It is a cool summer night in Nepal—I’ve decided that cool summer nights are my favorite kind of nights—and I find myself sitting on the first level of an ancient temple, people watching. I think I probably overuse the term “find myself”. Sometimes I don’t just "find myself" at a concert or eating ice cream, I decided to go to a concert, I bought myself ice cream. But in this case, I was just walking to my homestay in Kathmandu when all of a sudden I was passing Patan Dunbar Square and my legs took a detour and pretty soon I was seated on the edge of one of the temples.
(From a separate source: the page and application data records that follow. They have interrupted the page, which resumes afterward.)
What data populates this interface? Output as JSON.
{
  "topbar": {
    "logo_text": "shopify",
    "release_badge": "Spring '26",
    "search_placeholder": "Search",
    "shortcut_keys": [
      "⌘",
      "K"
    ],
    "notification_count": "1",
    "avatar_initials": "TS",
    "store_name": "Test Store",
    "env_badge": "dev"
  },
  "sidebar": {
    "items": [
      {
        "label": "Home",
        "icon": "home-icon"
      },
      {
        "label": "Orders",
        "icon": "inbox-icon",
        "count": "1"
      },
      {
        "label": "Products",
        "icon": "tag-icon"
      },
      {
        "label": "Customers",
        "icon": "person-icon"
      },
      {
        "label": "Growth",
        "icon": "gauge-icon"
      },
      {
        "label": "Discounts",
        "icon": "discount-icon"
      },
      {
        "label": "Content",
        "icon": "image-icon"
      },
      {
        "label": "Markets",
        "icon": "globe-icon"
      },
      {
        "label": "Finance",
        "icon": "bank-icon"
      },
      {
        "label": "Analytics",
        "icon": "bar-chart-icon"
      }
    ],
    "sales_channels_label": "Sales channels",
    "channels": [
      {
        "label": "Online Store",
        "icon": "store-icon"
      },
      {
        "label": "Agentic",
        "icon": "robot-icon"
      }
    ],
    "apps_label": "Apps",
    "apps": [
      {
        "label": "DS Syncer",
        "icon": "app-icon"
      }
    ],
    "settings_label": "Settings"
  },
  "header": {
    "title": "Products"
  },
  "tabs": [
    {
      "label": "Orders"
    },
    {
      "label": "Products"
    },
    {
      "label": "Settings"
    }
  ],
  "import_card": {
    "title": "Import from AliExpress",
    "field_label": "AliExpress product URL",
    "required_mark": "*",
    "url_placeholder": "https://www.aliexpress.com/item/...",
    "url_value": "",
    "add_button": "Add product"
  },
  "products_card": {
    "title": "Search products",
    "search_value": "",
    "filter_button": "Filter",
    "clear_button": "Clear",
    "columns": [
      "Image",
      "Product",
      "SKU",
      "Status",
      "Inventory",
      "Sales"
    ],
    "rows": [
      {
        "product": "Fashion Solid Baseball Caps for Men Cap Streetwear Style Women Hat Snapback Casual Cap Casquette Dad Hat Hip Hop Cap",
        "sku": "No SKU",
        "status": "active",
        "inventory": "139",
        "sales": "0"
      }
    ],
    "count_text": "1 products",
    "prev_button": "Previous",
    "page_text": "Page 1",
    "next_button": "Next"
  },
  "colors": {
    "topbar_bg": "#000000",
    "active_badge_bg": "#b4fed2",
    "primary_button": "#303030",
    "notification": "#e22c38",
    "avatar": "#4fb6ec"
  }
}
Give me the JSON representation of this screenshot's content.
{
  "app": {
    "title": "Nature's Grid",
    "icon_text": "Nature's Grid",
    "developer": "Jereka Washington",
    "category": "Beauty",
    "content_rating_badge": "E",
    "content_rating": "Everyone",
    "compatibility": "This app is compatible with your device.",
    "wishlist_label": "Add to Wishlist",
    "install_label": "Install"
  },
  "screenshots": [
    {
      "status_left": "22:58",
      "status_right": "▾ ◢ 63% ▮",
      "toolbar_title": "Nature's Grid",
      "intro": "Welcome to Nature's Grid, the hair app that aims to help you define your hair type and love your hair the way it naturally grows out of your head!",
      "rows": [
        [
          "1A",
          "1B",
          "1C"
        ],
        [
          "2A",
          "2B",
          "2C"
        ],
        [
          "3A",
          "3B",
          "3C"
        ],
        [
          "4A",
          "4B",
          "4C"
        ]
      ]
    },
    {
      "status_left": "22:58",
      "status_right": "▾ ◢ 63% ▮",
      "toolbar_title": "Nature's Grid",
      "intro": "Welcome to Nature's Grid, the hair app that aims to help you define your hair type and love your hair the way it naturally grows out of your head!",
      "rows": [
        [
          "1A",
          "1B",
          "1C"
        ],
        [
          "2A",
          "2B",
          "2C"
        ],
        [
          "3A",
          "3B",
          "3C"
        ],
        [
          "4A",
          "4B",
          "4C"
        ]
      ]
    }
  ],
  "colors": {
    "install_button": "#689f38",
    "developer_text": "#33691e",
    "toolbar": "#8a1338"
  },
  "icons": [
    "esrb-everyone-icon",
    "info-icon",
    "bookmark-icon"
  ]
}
I stare up into the sky, hoping for a glimpse of some stars, but there are none to be seen. There is too much air and light pollution for me to see anything in the sky. Instead I watch LED children’s toys, the ones that only exist in public spaces like these, as they are slingshotted high into the air, and I track their graceful fall back down to earth. I can’t help laughing when a blue LED toy takes a wrong turn midair and ends up blinking on the roof of one of the ancient temples.
It is 8pm on a Tuesday and there are people everywhere. Some are tourists, clearly, but many are not. Men sell cotton candy and children run and duck in between legs chasing one another in a never ending game of tag. I am seated in the middle of an UNESCO World Heritage site, but this square is anything but dead.
This fact is pointed out to us several times throughout our stay in Nepal. Visit Petra, or the Acropolis, or the pyramids of Egypt—there are ancient ruins there. But those cities are dead. There aren’t people living there anymore. If something were to happen, some catastrophe or natural disaster that destroyed the ruins, that would be it. The artists and engineers and architects who built those societies didn’t leave anyone behind with the secrets to their trade.
Kathmandu is different. My homestay rises six stories into the air from the bedrock of the ancient city of Patan. So far Nepal is dust in my lungs, and brilliant orange flowers that grow like weeds, and milk tea every morning and afternoon, and little children playing over the stone of ancient temples. For the past several centuries, Kathmandu has faced a massive earthquake once every hundred years, just like clockwork. Temples have been destroyed, lives have been lost. Nepal has rebuilt.
“Talk about resilience,” our guide tells us as he gives us a tour of the neighborhood. “This place is made of resilience.“